> [Provided information]
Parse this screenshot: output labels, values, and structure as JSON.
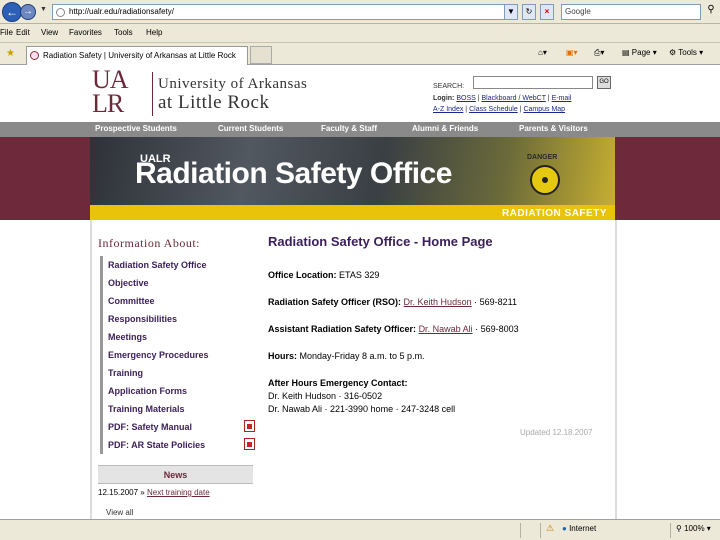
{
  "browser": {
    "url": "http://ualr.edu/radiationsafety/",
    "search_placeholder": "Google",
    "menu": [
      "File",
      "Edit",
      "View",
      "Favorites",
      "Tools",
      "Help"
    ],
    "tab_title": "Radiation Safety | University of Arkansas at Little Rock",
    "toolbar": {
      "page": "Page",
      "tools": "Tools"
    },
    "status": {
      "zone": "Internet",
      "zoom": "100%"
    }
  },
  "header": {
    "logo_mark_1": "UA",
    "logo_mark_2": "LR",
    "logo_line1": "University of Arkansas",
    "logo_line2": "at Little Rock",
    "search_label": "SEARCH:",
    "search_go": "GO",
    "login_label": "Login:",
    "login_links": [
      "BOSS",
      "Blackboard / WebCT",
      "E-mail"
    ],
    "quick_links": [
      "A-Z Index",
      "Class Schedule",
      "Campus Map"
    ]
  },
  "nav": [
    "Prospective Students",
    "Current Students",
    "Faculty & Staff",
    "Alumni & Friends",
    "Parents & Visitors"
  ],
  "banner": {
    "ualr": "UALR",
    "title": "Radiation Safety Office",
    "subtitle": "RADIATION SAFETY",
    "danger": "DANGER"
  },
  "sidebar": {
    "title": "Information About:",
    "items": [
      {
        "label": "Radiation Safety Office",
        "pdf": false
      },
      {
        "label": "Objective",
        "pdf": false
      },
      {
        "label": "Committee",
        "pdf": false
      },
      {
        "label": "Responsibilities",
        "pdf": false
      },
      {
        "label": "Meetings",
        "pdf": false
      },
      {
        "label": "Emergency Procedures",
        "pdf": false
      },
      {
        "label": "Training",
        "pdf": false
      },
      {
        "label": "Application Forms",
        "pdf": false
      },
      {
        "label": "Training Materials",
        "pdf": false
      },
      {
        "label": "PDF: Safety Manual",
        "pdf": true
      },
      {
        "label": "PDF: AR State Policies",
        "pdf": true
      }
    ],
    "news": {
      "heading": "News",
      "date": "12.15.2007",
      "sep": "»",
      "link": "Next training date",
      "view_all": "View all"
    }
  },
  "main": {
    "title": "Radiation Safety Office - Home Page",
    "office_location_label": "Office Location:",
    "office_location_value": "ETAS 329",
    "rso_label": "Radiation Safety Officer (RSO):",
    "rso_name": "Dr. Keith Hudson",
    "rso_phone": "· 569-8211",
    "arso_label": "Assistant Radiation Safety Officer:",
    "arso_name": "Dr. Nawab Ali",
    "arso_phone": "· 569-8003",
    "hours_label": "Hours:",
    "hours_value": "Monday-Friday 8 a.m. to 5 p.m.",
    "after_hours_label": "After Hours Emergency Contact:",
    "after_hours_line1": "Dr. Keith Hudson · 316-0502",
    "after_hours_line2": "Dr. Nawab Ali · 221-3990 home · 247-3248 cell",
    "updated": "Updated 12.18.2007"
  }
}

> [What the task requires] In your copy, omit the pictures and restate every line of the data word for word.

> [Exercise output]
Parse this screenshot: output labels, values, and structure as JSON.
{
  "browser": {
    "url": "http://ualr.edu/radiationsafety/",
    "search_placeholder": "Google",
    "menu": [
      "File",
      "Edit",
      "View",
      "Favorites",
      "Tools",
      "Help"
    ],
    "tab_title": "Radiation Safety | University of Arkansas at Little Rock",
    "toolbar": {
      "page": "Page",
      "tools": "Tools"
    },
    "status": {
      "zone": "Internet",
      "zoom": "100%"
    }
  },
  "header": {
    "logo_mark_1": "UA",
    "logo_mark_2": "LR",
    "logo_line1": "University of Arkansas",
    "logo_line2": "at Little Rock",
    "search_label": "SEARCH:",
    "search_go": "GO",
    "login_label": "Login:",
    "login_links": [
      "BOSS",
      "Blackboard / WebCT",
      "E-mail"
    ],
    "quick_links": [
      "A-Z Index",
      "Class Schedule",
      "Campus Map"
    ]
  },
  "nav": [
    "Prospective Students",
    "Current Students",
    "Faculty & Staff",
    "Alumni & Friends",
    "Parents & Visitors"
  ],
  "banner": {
    "ualr": "UALR",
    "title": "Radiation Safety Office",
    "subtitle": "RADIATION SAFETY",
    "danger": "DANGER"
  },
  "sidebar": {
    "title": "Information About:",
    "items": [
      {
        "label": "Radiation Safety Office",
        "pdf": false
      },
      {
        "label": "Objective",
        "pdf": false
      },
      {
        "label": "Committee",
        "pdf": false
      },
      {
        "label": "Responsibilities",
        "pdf": false
      },
      {
        "label": "Meetings",
        "pdf": false
      },
      {
        "label": "Emergency Procedures",
        "pdf": false
      },
      {
        "label": "Training",
        "pdf": false
      },
      {
        "label": "Application Forms",
        "pdf": false
      },
      {
        "label": "Training Materials",
        "pdf": false
      },
      {
        "label": "PDF: Safety Manual",
        "pdf": true
      },
      {
        "label": "PDF: AR State Policies",
        "pdf": true
      }
    ],
    "news": {
      "heading": "News",
      "date": "12.15.2007",
      "sep": "»",
      "link": "Next training date",
      "view_all": "View all"
    }
  },
  "main": {
    "title": "Radiation Safety Office - Home Page",
    "office_location_label": "Office Location:",
    "office_location_value": "ETAS 329",
    "rso_label": "Radiation Safety Officer (RSO):",
    "rso_name": "Dr. Keith Hudson",
    "rso_phone": "· 569-8211",
    "arso_label": "Assistant Radiation Safety Officer:",
    "arso_name": "Dr. Nawab Ali",
    "arso_phone": "· 569-8003",
    "hours_label": "Hours:",
    "hours_value": "Monday-Friday 8 a.m. to 5 p.m.",
    "after_hours_label": "After Hours Emergency Contact:",
    "after_hours_line1": "Dr. Keith Hudson · 316-0502",
    "after_hours_line2": "Dr. Nawab Ali · 221-3990 home · 247-3248 cell",
    "updated": "Updated 12.18.2007"
  }
}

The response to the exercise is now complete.